By the looks of it, there’ll be some bio-reactors in the commission. At least 12 of them. They’re devices designed to contain biological matter for growth and experimentation. If that sounds a bit crackpot-scientist, then that's hardly a surprise; Parreno has continuously made work that touches on science fiction – including a piece that resembles an imagined alien landscape.
Yep, that’s a picture of the stand-up and ‘Live at the Apollo’ star, who’s pretty much jumpstarted the comedic art of ventriloquism with her mischievous dummies. Here, Conti’s wearing the mask she likes to attach to audience members’ faces before putting all manner of words in their mouths. Yes, you heard right. Audience participation. Be afraid. Be very afraid.
We didn’t have a clue what an Optek Control 4000 was, so we decided to check out Optek’s website. And after 20 seconds of skim-reading intensive research, we don’t have much more of a clue. But we *think* it’s something to do with measuring light. And guess what? Bio-reactors are often used to grow stuff by having their contents exposed to light. The plot thickens.
The Tate has promised ‘flying objects’ in the show, so it’s probably safe to use assume these canisters of helium will be involved. One of Parreno’s ongoing projects involves helium balloons in the shape of wordless speech bubbles, so perhaps we’ll get more of these. Or maybe Nina Conti’s put in a request.
Just… big. Lots of big.
When the blueprints get rolled out, you know something epic is in store. And Parreno isn’t exactly a miniaturist. In 2013, he became the first artist to fill the vast Palais de Tokyo in Paris. He’s collaborated with filmmakers, musicians, performers and scientists. And he always makes work with the site and its audience in mind. We're excited.
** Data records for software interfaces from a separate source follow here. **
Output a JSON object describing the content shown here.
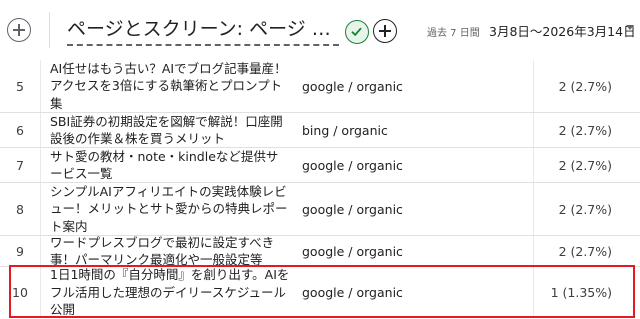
{
  "header": {
    "title": "ページとスクリーン: ページ タ...",
    "range_label": "過去 7 日間",
    "date_range": "3月8日〜2026年3月14日"
  },
  "icons": {
    "add_left": "add-circle-icon",
    "check": "check-circle-icon",
    "add_right": "add-circle-icon",
    "dropdown": "dropdown-arrow-icon"
  },
  "colors": {
    "highlight": "#e01b24",
    "check_green": "#188038"
  },
  "rows": [
    {
      "num": "5",
      "title": "AI任せはもう古い？AIでブログ記事量産！アクセスを3倍にする執筆術とプロンプト集",
      "source": "google / organic",
      "users": "2 (2.7%)"
    },
    {
      "num": "6",
      "title": "SBI証券の初期設定を図解で解説！口座開設後の作業＆株を買うメリット",
      "source": "bing / organic",
      "users": "2 (2.7%)"
    },
    {
      "num": "7",
      "title": "サト愛の教材・note・kindleなど提供サービス一覧",
      "source": "google / organic",
      "users": "2 (2.7%)"
    },
    {
      "num": "8",
      "title": "シンプルAIアフィリエイトの実践体験レビュー！メリットとサト愛からの特典レポート案内",
      "source": "google / organic",
      "users": "2 (2.7%)"
    },
    {
      "num": "9",
      "title": "ワードプレスブログで最初に設定すべき事！パーマリンク最適化や一般設定等",
      "source": "google / organic",
      "users": "2 (2.7%)"
    },
    {
      "num": "10",
      "title": "1日1時間の『自分時間』を創り出す。AIをフル活用した理想のデイリースケジュール公開",
      "source": "google / organic",
      "users": "1 (1.35%)"
    }
  ]
}
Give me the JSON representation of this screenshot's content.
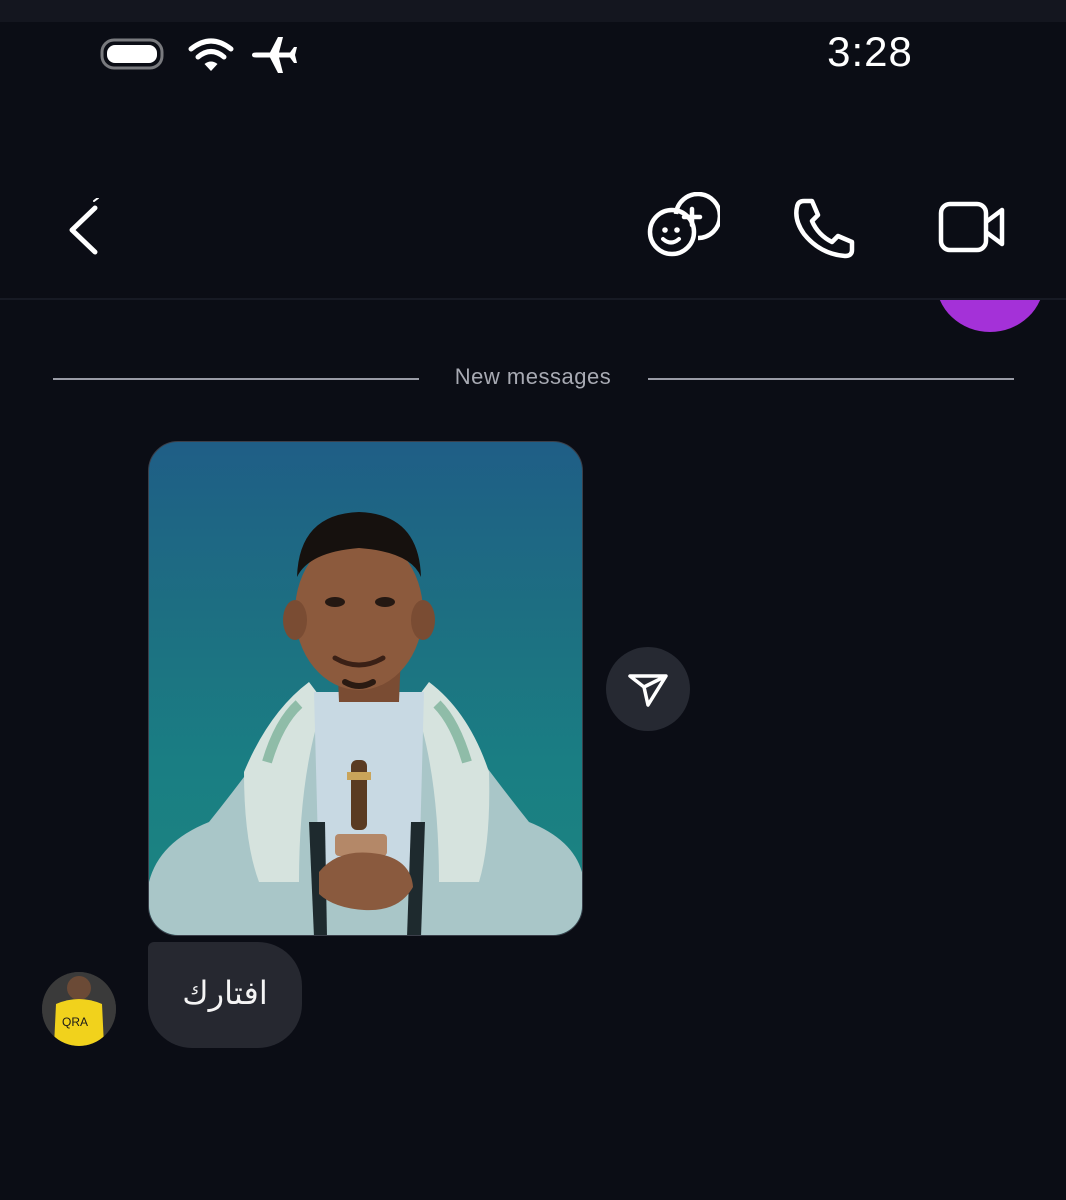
{
  "status_bar": {
    "time": "3:28",
    "icons": [
      "battery-icon",
      "wifi-icon",
      "airplane-mode-icon"
    ]
  },
  "header": {
    "back_icon": "chevron-left-icon",
    "actions": [
      "effects-icon",
      "phone-icon",
      "video-camera-icon"
    ]
  },
  "divider": {
    "label": "New messages"
  },
  "messages": [
    {
      "type": "photo",
      "icon": "send-icon"
    },
    {
      "type": "text",
      "text": "افتارك"
    }
  ],
  "colors": {
    "background": "#0b0d15",
    "bubble": "#262830",
    "accent_purple": "#a431d8",
    "divider": "#9a9ca6"
  }
}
Philippe Parreno's Hyundai Commission opens at Tate Modern on Oct 4. Until then, find more art in London.